A previous study revealed that RV GLS value ≥ –15.5% was associated with adverse clinical events and death in patients with inferior ST-segment elevation myocardial infarction (STEMI).28 The authors suggested that RV GLS was the major predictor of long-term clinical outcome in patients with acute inferior STEMI and preserved LVEF. Similarly, RV GLS value > –14.85% was associated with adverse clinical events in our study patients with preserved LVEF who had compromised pulmonary haemodynamics due to femur fracture.
It is notable from our analysis that the subclinical changes in RV function identified as decreases in RV longitudinal strain could be detected using two-dimensional strain analysis; these findings provide additional information to predict pulmonary complications in compromised pulmonary haemodynamics after acute long-bone trauma. Likewise, RV strain may help to further our understanding of pulmonary haemodynamic changes.
Some limitations of this study should be considered. First, this study was a retrospective observational study. Moreover, it was a single-centre experience with a relatively small sample size. Because quantitative analysis could have been affected by the quality of stored images, we excluded patients with inadequate echocardiographic image quality. Although a prospective study with more patients and a longer postoperative observation period may help identify additional factors, impaired RV GLS in patients after the acute trauma of long-bone fracture was significantly associated with more short-term clinical events and may provide useful information to manage trauma patients in real-world clinical situations.

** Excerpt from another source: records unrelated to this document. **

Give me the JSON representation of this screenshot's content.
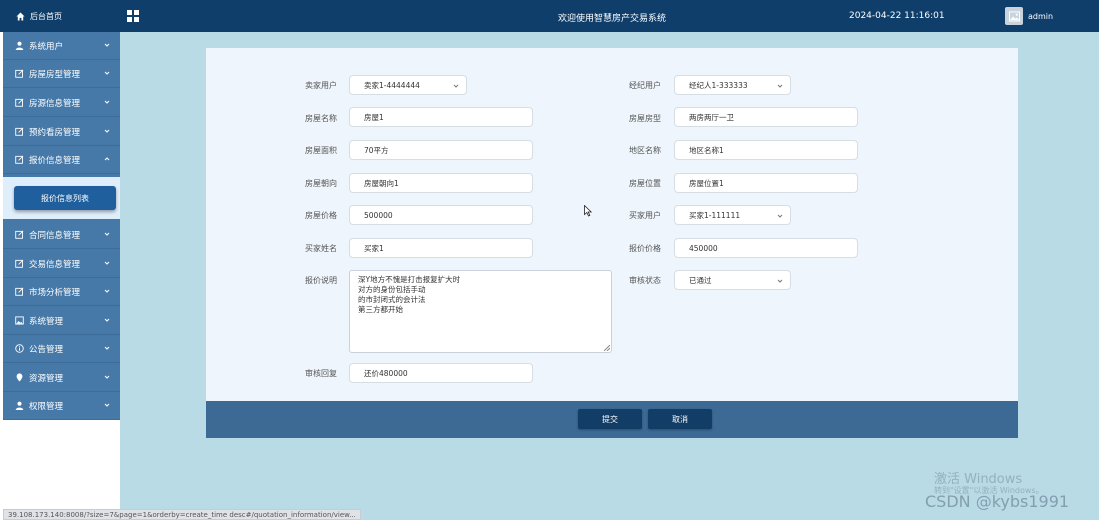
{
  "topbar": {
    "home_label": "后台首页",
    "title": "欢迎使用智慧房产交易系统",
    "datetime": "2024-04-22 11:16:01",
    "user": "admin"
  },
  "sidebar": {
    "items": [
      {
        "label": "系统用户",
        "icon": "user-icon",
        "expanded": false
      },
      {
        "label": "房屋房型管理",
        "icon": "edit-icon",
        "expanded": false
      },
      {
        "label": "房源信息管理",
        "icon": "edit-icon",
        "expanded": false
      },
      {
        "label": "预约看房管理",
        "icon": "edit-icon",
        "expanded": false
      },
      {
        "label": "报价信息管理",
        "icon": "edit-icon",
        "expanded": true
      },
      {
        "label": "合同信息管理",
        "icon": "edit-icon",
        "expanded": false
      },
      {
        "label": "交易信息管理",
        "icon": "edit-icon",
        "expanded": false
      },
      {
        "label": "市场分析管理",
        "icon": "edit-icon",
        "expanded": false
      },
      {
        "label": "系统管理",
        "icon": "image-icon",
        "expanded": false
      },
      {
        "label": "公告管理",
        "icon": "info-icon",
        "expanded": false
      },
      {
        "label": "资源管理",
        "icon": "pin-icon",
        "expanded": false
      },
      {
        "label": "权限管理",
        "icon": "user-icon",
        "expanded": false
      }
    ],
    "sub_item": "报价信息列表"
  },
  "form": {
    "seller_user": {
      "label": "卖家用户",
      "value": "卖家1-4444444"
    },
    "agent_user": {
      "label": "经纪用户",
      "value": "经纪人1-333333"
    },
    "house_name": {
      "label": "房屋名称",
      "value": "房屋1"
    },
    "house_type": {
      "label": "房屋房型",
      "value": "两房两厅一卫"
    },
    "house_area": {
      "label": "房屋面积",
      "value": "70平方"
    },
    "region_name": {
      "label": "地区名称",
      "value": "地区名称1"
    },
    "orientation": {
      "label": "房屋朝向",
      "value": "房屋朝向1"
    },
    "location": {
      "label": "房屋位置",
      "value": "房屋位置1"
    },
    "house_price": {
      "label": "房屋价格",
      "value": "500000"
    },
    "buyer_user": {
      "label": "买家用户",
      "value": "买家1-111111"
    },
    "buyer_name": {
      "label": "买家姓名",
      "value": "买家1"
    },
    "offer_price": {
      "label": "报价价格",
      "value": "450000"
    },
    "offer_desc": {
      "label": "报价说明",
      "value": "深Y地方不愧是打击报复扩大时\n对方的身份包括手动\n的市封闭式的会计法\n第三方都开始"
    },
    "review_status": {
      "label": "审核状态",
      "value": "已通过"
    },
    "review_reply": {
      "label": "审核回复",
      "value": "还价480000"
    }
  },
  "actions": {
    "submit": "提交",
    "cancel": "取消"
  },
  "status_url": "39.108.173.140:8008/?size=7&page=1&orderby=create_time desc#/quotation_information/view...",
  "watermark": {
    "activate": "激活 Windows",
    "activate_hint": "转到\"设置\"以激活 Windows。",
    "csdn": "CSDN @kybs1991"
  },
  "colors": {
    "topbar": "#0f3e6b",
    "sidebar": "#4679a8",
    "active_sub": "#1f5f9e",
    "button": "#123d66",
    "page_bg": "#b8dbe6"
  }
}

In patients with femur fracture, the short-term pulmonary complication rate was 10.3% and this was increased by worse RV GLS values and longer hospital stays. Because of the high incidence of pulmonary complications in femur fracture, patients with RV GLS values > –14.85% should be monitored closely before and after surgery to detect pulmonary events.
Hyun-Jin Kim, Division of Cardiology, Department of Internal Medicine, Myongji Hospital, South Korea.
Hyung-Bok Park, Division of Cardiology, Department of Internal Medicine, Myongji Hospital, South Korea.
Yongsung Suh, Division of Cardiology, Department of Internal Medicine, Myongji Hospital, South Korea.
Yoon-Hyeong Cho, Division of Cardiology, Department of Internal Medicine, Myongji Hospital, South Korea.
Tae-Young Choi, Division of Cardiology, Department of Internal Medicine, Myongji Hospital, South Korea.
Eui-Seok Hwang,, Division of Cardiology, Department of Internal Medicine, Myongji Hospital, South Korea.
Deok-Kyu Cho, Division of Cardiology, Department of Internal Medicine, Myongji Hospital, South Korea.
Hyun-Jin Kim, Department of Translational Medicine, College of Medicine, Seoul National University, South Korea.
Hyun-Sun Kim, College of Nursing and Research Institute of Nursing Science, Seoul National University, South Korea.